Some cut flower farms are yet to meet the required employee health and safety levels even after the introduction of stringent requirements by European retailers, according to a study by Jomo Kenyatta University of Agriculture and Technology.
The findings which were recently presented at the University’s annual scientific, technological and industrialisation conference in Nairobi, questions the notion that the industry, blamed time and again for its low concern about employee’s health and safety, had finally met the mark following conditions set out by the European Retailers Representative Group on Good Agricultural Practice (EUREPGAP) in 2003.
Researchers from the University, R Gakure and A Mugambi set out to investigate what factors were influencing health and safety of employees in cut flower farms in the country ‘and specifically the case of such farms in Juja.’ Verdict: The safety and health of workers in two of the four firms in the area which were investigated are not adequately being addressed.
Among others the European Union supermarkets require growers to adopt production systems which protect the environment, and provide improved labour practices and conditions for their workers.
“This study targeted flower farms all over the country, but due to limitation of time, convenience and funds, a case of flower farms in Juja and its environs was the main focus,” said the experts. A sample of two cut-flower farms out of the four operating in the region was randomly selected.
The respondents, were picked from three groups: Management, permanent and casual/temporary employees. “The findings of this study revealed that the independent variables under investigation played a substantive role in the area of health and safety of employees in the flower farms,” said the researchers. They however recommended that there was an urgent need for the farm owners to provide proper protective clothing, and that the Government should help in development of health and safety policies for such workers.
A spot check by Horizons on a few other flower farms closer to the City revealed almost similar findings. “We lack proper protective clothing, as well as legislation to force our bosses to implement some of the EU regulations,” said Simon Ndilinge, who works at a flower farm in Kajiado District.
It was evident that most of the casual workers on many flower farms live in slums because of the low wages they get. They earn an average of Sh 170 per day, for six days in a week which pales into insignificance when mentioned alongside the Sh 28 billion earned from the horticultural industry last year alone.
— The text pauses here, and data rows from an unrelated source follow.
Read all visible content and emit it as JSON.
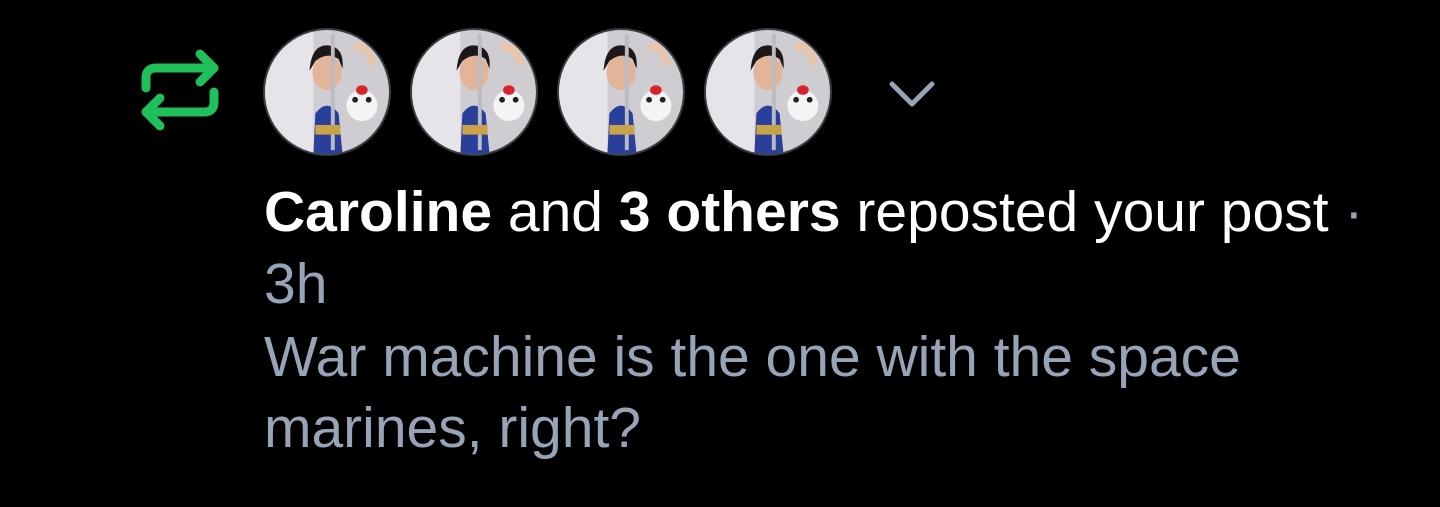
{
  "notification": {
    "icon": "repost-icon",
    "accent_color": "#1fbf5b",
    "avatars": [
      {
        "icon": "avatar"
      },
      {
        "icon": "avatar"
      },
      {
        "icon": "avatar"
      },
      {
        "icon": "avatar"
      }
    ],
    "expand_icon": "chevron-down-icon",
    "actor_name": "Caroline",
    "connector": " and ",
    "others": "3 others",
    "action": " reposted your post",
    "separator": " · ",
    "time": "3h",
    "preview_text": "War machine is the one with the space marines, right?"
  }
}
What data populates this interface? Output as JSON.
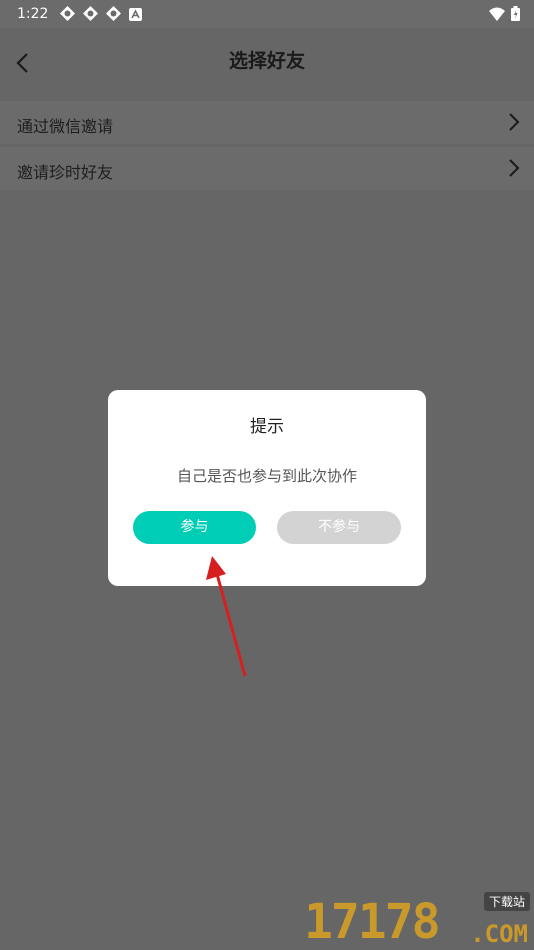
{
  "status_bar": {
    "time": "1:22"
  },
  "header": {
    "title": "选择好友"
  },
  "list": [
    {
      "label": "通过微信邀请"
    },
    {
      "label": "邀请珍时好友"
    }
  ],
  "dialog": {
    "title": "提示",
    "message": "自己是否也参与到此次协作",
    "confirm_label": "参与",
    "cancel_label": "不参与"
  },
  "watermark": {
    "number": "17178",
    "badge": "下载站",
    "domain": ".COM"
  },
  "colors": {
    "accent": "#00cdb5",
    "cancel_button": "#d3d3d3",
    "overlay": "#666666",
    "arrow": "#d62020"
  }
}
According to the EUREPGAP standards, workers on flower farms should be paid Sh 2000 above the official minimum wages as stipulated in the country’s labour laws.
But according to the employees, this may not happen soon. “Working on a flower farm is not a bed of roses,” said Ndilinge. “We work simply because we have families to feed, and we also need that coin for our survival,” added the casual labourer.
Some flower farms in several parts of the country have had many complaints of sexual harassment, law wages, questionable promotions, dangerous working conditions and intimidation by their seniors documented.
All these are against the standards stipulated by the EU.
Recently another farm in Kajiado was ordered to stop any further expansion, in order to pave way for the National Environment Management Authority to conduct an Environment Impact Assessment. This came after local residents complained to the authority that the farm was a major cause of pollution to the environment.
However the company’s general manager was quick to defend his company against claims of exploiting its workers. “We are doing everything to ensure that we adhere to the EUREPGAP standards and regulations,” he told Horizons. “We pay our workers well, provide shelter for them, give sound working conditions, and offer healthcare services for them and their families,” he added.
Tribulations of workers in flower farms came to the national attention in 2000, when several reports were made public.
In 2001, the Kenya Human Rights Commission’s monitoring research program noted the increase in such cases, and thereby undertook a study on the working and living conditions of horticultural workers.
A report: “Beauty and the Agony” was then published, which later led to convening of national and regional workshops and public campaigns to educate workers about their rights through civil societies, trade unions and the investors in Kenya.
When the workers’ cries reached the flower consumers abroad, it led to the stipulation of the EUREPGAP standards, spearheaded by the European supermarkets. Yet, these rules have not fully been adhered to. And now, the university researchers want the Government to get involved in implementing these conditions.